**TO DO:** With nothing left out, give the data back exactly.

**EXCERPTED DATA:**
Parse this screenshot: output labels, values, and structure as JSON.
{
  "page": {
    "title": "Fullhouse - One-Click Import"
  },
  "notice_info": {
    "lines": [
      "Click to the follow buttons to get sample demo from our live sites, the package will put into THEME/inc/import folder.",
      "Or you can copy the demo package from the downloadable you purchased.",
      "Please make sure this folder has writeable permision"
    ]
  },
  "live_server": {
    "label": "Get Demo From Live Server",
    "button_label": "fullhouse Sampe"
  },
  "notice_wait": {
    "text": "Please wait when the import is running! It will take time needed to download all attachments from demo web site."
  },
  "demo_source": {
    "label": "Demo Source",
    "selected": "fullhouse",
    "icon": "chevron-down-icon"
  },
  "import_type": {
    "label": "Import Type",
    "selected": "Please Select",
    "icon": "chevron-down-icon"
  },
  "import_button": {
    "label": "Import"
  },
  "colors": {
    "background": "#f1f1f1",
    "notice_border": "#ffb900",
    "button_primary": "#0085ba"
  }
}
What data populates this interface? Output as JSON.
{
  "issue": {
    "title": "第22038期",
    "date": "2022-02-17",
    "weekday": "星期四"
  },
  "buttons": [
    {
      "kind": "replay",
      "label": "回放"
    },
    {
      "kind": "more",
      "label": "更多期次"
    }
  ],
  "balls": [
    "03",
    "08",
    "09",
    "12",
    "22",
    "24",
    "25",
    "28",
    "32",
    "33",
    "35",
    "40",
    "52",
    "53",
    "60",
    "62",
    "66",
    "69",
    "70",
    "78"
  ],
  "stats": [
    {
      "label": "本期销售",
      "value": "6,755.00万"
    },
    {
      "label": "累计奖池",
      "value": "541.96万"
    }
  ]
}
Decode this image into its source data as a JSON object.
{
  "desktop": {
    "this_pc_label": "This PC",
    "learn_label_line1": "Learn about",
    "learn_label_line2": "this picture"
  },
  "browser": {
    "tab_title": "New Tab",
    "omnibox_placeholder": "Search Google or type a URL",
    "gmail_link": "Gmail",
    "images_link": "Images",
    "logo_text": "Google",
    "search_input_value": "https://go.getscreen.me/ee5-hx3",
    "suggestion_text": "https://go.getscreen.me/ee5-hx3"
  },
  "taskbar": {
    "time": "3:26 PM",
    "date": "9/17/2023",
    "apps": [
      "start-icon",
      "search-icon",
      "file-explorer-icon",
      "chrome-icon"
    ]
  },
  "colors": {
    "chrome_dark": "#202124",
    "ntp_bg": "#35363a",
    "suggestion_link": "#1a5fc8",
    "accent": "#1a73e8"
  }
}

**ANSWER FOR THE TASK:**
Parse this screenshot: output labels, values, and structure as JSON.
{
  "page": {
    "title": "Fullhouse - One-Click Import"
  },
  "notice_info": {
    "lines": [
      "Click to the follow buttons to get sample demo from our live sites, the package will put into THEME/inc/import folder.",
      "Or you can copy the demo package from the downloadable you purchased.",
      "Please make sure this folder has writeable permision"
    ]
  },
  "live_server": {
    "label": "Get Demo From Live Server",
    "button_label": "fullhouse Sampe"
  },
  "notice_wait": {
    "text": "Please wait when the import is running! It will take time needed to download all attachments from demo web site."
  },
  "demo_source": {
    "label": "Demo Source",
    "selected": "fullhouse",
    "icon": "chevron-down-icon"
  },
  "import_type": {
    "label": "Import Type",
    "selected": "Please Select",
    "icon": "chevron-down-icon"
  },
  "import_button": {
    "label": "Import"
  },
  "colors": {
    "background": "#f1f1f1",
    "notice_border": "#ffb900",
    "button_primary": "#0085ba"
  }
}
What data populates this interface? Output as JSON.
{
  "issue": {
    "title": "第22038期",
    "date": "2022-02-17",
    "weekday": "星期四"
  },
  "buttons": [
    {
      "kind": "replay",
      "label": "回放"
    },
    {
      "kind": "more",
      "label": "更多期次"
    }
  ],
  "balls": [
    "03",
    "08",
    "09",
    "12",
    "22",
    "24",
    "25",
    "28",
    "32",
    "33",
    "35",
    "40",
    "52",
    "53",
    "60",
    "62",
    "66",
    "69",
    "70",
    "78"
  ],
  "stats": [
    {
      "label": "本期销售",
      "value": "6,755.00万"
    },
    {
      "label": "累计奖池",
      "value": "541.96万"
    }
  ]
}
Decode this image into its source data as a JSON object.
{
  "desktop": {
    "this_pc_label": "This PC",
    "learn_label_line1": "Learn about",
    "learn_label_line2": "this picture"
  },
  "browser": {
    "tab_title": "New Tab",
    "omnibox_placeholder": "Search Google or type a URL",
    "gmail_link": "Gmail",
    "images_link": "Images",
    "logo_text": "Google",
    "search_input_value": "https://go.getscreen.me/ee5-hx3",
    "suggestion_text": "https://go.getscreen.me/ee5-hx3"
  },
  "taskbar": {
    "time": "3:26 PM",
    "date": "9/17/2023",
    "apps": [
      "start-icon",
      "search-icon",
      "file-explorer-icon",
      "chrome-icon"
    ]
  },
  "colors": {
    "chrome_dark": "#202124",
    "ntp_bg": "#35363a",
    "suggestion_link": "#1a5fc8",
    "accent": "#1a73e8"
  }
}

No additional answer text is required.